6 Reasons to Learn PowerShell


SQL Server professionals may be reluctant to start using PowerShell.


After all, you already know T-SQL well and can do a lot with that to manage SQL Server.

I’ve been using PowerShell to manage SQL Server for the last 5 years and it has revolutionized how I interact with SQL Server. For example, I recently needed to update a SQL Agent job across the entire production environment. That’s almost 100 SQL Servers. I have a Central Management Server with folders for each product in my employer’s portfolio. Then there are folders for Dev, Staging and Prod. I could have manually clicked into the first product family then the prod folder and right clicked that to make a connection to all the SQL Servers in that prod folder. Then I copy paste my script in there to run it against those prod servers I’ve connected to.


Then repeat.


For every product family in the company.

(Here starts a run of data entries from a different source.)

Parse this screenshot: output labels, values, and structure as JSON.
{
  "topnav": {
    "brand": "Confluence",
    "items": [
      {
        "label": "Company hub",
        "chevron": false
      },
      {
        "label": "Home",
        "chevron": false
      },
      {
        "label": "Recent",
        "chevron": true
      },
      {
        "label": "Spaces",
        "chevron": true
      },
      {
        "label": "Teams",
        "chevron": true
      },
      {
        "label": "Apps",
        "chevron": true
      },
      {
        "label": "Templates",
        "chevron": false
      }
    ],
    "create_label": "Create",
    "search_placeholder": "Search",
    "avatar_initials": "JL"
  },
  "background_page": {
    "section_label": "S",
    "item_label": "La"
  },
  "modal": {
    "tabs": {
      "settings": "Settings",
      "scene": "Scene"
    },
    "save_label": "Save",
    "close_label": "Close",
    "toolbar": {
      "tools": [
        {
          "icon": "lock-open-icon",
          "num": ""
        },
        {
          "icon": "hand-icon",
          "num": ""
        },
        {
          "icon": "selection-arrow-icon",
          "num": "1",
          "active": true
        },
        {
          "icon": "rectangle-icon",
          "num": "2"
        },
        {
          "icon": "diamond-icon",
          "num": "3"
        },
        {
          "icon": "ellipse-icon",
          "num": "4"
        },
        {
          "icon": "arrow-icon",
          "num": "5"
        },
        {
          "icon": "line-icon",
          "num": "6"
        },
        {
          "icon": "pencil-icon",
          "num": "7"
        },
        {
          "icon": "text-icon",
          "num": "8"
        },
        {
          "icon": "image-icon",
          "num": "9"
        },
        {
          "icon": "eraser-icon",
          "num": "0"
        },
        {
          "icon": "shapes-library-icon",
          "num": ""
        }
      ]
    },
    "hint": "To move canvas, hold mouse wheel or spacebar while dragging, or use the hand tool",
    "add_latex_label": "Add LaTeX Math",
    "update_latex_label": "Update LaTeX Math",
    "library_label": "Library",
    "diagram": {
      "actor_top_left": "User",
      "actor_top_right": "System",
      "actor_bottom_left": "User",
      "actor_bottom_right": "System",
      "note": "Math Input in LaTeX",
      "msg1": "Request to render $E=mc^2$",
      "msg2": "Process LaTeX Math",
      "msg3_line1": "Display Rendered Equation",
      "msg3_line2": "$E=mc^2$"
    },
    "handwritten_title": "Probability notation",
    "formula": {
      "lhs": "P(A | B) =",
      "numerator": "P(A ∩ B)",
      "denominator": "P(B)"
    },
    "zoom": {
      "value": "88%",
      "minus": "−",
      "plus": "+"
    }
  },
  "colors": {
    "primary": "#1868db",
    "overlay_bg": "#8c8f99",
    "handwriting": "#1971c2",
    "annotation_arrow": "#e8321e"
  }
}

Instead, I save my script as a .sql file. I wrote a PowerShell script to connect to the registered server and I filtered on the folders containing “prod” in the name. This got me a list of SQL Servers I wanted to connect to. Then I loop over that list and run my .sql file against each SQL instance in my list. Once I had that, I executed it and I was done in under 60 seconds! Did you really hear that? I was done in under 60 seconds.

Here’s the code with variable replaced:


$SQLInstances = Get-DbaRegisteredServer -SqlInstance MyCentralManagementServer | WHERE {$_.Group -LIKE '*prod*'} | SELECT name

foreach($i in $SQLInstances)

Invoke-DbaQuery -SqlInstance $i -File "C:\MyPosHScripts\UpdateJob.sql"



6 Reasons to use PowerShell to automate your interactions with SQL Server


Reason #1 Automation saves you time


Doing repetitive tasks with a GUI, even SSMS to run scripts, takes more time than calling a routine written in PowerShell. Additionally, PowerShell can easily handle multi-query scenarios where you need to run the same script across multiple SQL Servers and you can do it without manually connecting to servers in your Central Management Server.


Reason #2 Automation provides consistency


Automation via PowerShell will make everything about your environment more consistent. PowerShell automation creates an easily repeatable process, not only for you, but others who can use the PowerShell you’ve written. This repeatability breeds consistency across your environment, extends the power of your team to do more quicker and everyone will be doing things in the same way.


Reason #3 Automation results in reduced and easier troubleshooting


By providing the previously mentioned consistency, troubleshooting is made easier because there are fewer “one-off” SQL Server builds and situations. There are few things more frustrating than having a problem on a server because someone did something strange to it when they set it up. Automation eases troubleshooting because your environment looks the same across the board and features are implemented in the same way everywhere.


Reason #4 Automation with PowerShell allows you to continue using the T-SQL scripts you’ve already written.


The cmdlet Invoke -dbaquery in the DBATools PowerShell module lets you connect to one or more SQL Servers and then call a .sql file to execute a script. No need to be concerned about throwing away years of scripts to make the switch to using PowerShell. Your current collection of scripts is still usable!

Reason #5 Automation with PowerShell is easier to get started with than you think.


PowerShell has a built-in help system that enables IT staff to discover commands to use, explains how those commands work, and provides examples that are easy to understand. This help system makes getting started with PowerShell quite easy. Just use  get-help and the command you want to learn about after that, like this:


Get-Help invoke-dbaquery -FULL



Reason # 6 Automation skills are required if you want to advance your career to the Senior level.


Employers are embracing automation more and more. The cloud is part of why that’s happening, but even companies who aren’t in the cloud regularly list various automation skills in their job postings. Automation skills are essential if you want your career to take off in a big, fast way.


The tl;dr on 6 Reasons to Learn PowerShell

  • Automation saves you time
  • Automation provides consistency
  • Automation results in reduced and easier troubleshooting
  • Automation allows you to continue using the T-SQL scripts you’ve already written.
  • Automation with PowerShell is easier to get started with than you think.
  • Automation skills are required if you want to advance your career to the Senior level.



Next Steps To Take



  1. Check out my category on PowerShell. There’s a 3 part tutorial to get you started and numerous other posts where I demonstrate how to leverage PowerShell automation with SQL Server.
  2. If you have questions or comments, leave me a comment on this post, or message me on LinkedIn or Twitter
  3. Check out my Services page and set up a call with me via my Calendly so we can discuss the problems you’re having in your environment and how I can help.